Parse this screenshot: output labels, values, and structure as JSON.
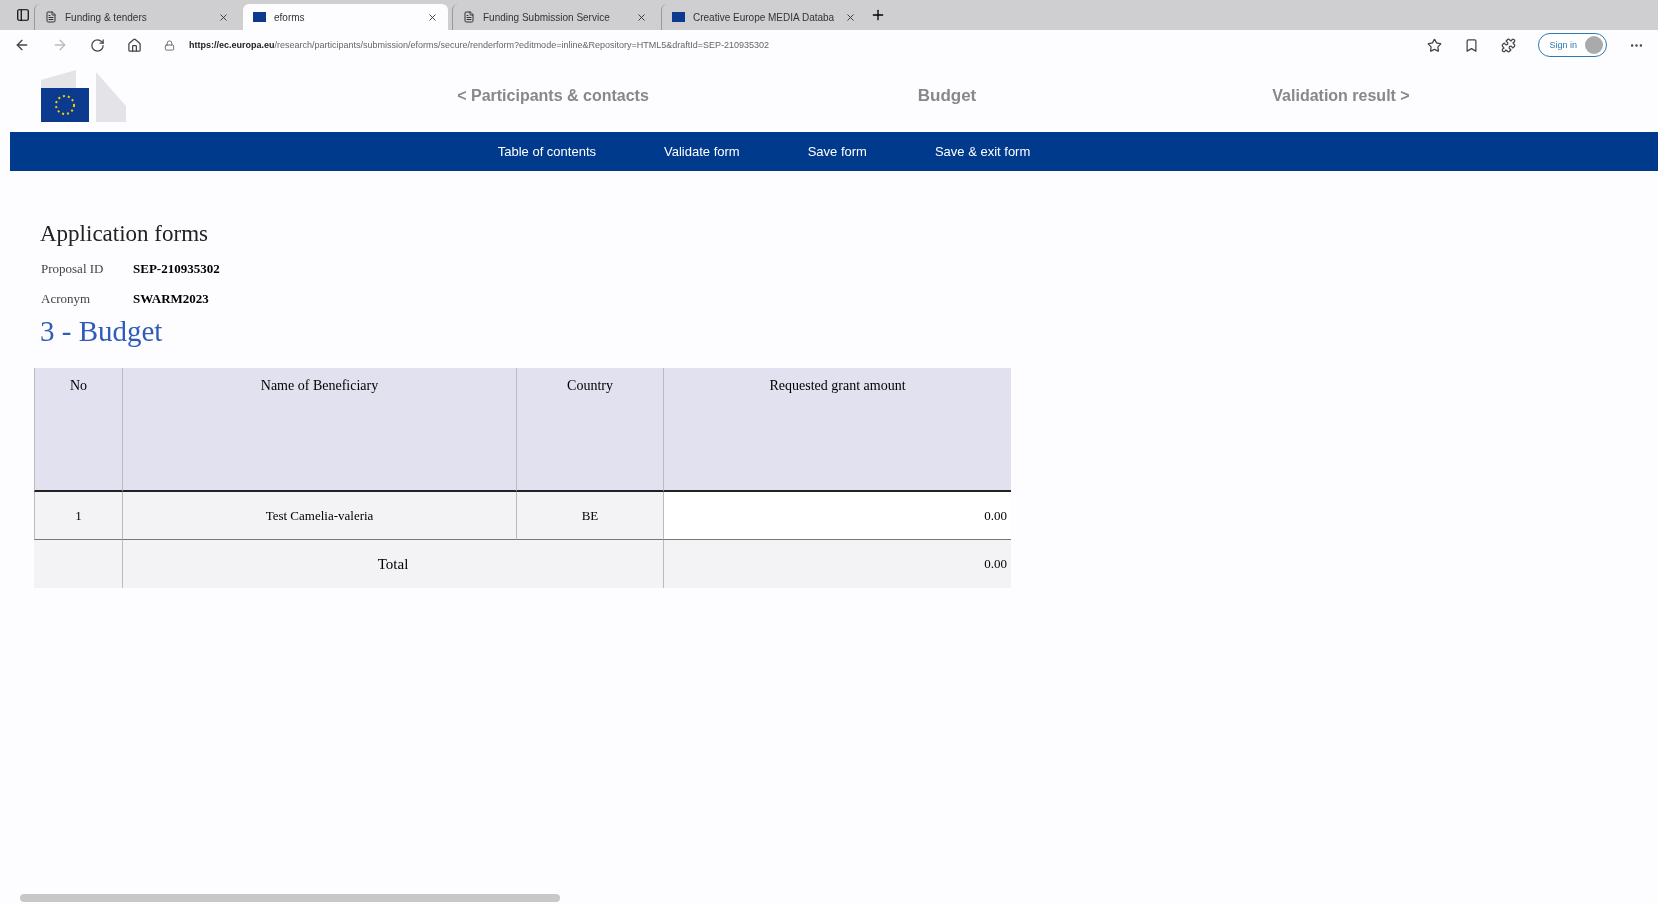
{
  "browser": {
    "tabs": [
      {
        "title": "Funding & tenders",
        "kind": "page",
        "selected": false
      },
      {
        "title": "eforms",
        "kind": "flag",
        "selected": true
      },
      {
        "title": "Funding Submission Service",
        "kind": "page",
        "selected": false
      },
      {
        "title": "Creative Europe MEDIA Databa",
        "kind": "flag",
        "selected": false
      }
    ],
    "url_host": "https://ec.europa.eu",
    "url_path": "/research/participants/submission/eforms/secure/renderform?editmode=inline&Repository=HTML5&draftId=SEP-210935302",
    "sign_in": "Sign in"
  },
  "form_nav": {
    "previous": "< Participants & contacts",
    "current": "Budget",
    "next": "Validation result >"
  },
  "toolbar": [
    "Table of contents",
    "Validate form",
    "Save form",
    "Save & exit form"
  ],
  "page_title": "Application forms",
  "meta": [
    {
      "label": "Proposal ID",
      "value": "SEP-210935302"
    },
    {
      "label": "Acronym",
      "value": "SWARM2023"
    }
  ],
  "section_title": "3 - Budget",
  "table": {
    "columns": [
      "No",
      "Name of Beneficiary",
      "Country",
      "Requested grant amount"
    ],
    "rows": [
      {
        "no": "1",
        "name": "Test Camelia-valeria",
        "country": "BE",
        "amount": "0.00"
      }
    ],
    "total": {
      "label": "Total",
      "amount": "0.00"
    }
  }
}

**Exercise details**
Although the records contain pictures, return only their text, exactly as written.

**Task answer**
Parse this screenshot: output labels, values, and structure as JSON.
{
  "browser": {
    "tabs": [
      {
        "title": "Funding & tenders",
        "kind": "page",
        "selected": false
      },
      {
        "title": "eforms",
        "kind": "flag",
        "selected": true
      },
      {
        "title": "Funding Submission Service",
        "kind": "page",
        "selected": false
      },
      {
        "title": "Creative Europe MEDIA Databa",
        "kind": "flag",
        "selected": false
      }
    ],
    "url_host": "https://ec.europa.eu",
    "url_path": "/research/participants/submission/eforms/secure/renderform?editmode=inline&Repository=HTML5&draftId=SEP-210935302",
    "sign_in": "Sign in"
  },
  "form_nav": {
    "previous": "< Participants & contacts",
    "current": "Budget",
    "next": "Validation result >"
  },
  "toolbar": [
    "Table of contents",
    "Validate form",
    "Save form",
    "Save & exit form"
  ],
  "page_title": "Application forms",
  "meta": [
    {
      "label": "Proposal ID",
      "value": "SEP-210935302"
    },
    {
      "label": "Acronym",
      "value": "SWARM2023"
    }
  ],
  "section_title": "3 - Budget",
  "table": {
    "columns": [
      "No",
      "Name of Beneficiary",
      "Country",
      "Requested grant amount"
    ],
    "rows": [
      {
        "no": "1",
        "name": "Test Camelia-valeria",
        "country": "BE",
        "amount": "0.00"
      }
    ],
    "total": {
      "label": "Total",
      "amount": "0.00"
    }
  }
}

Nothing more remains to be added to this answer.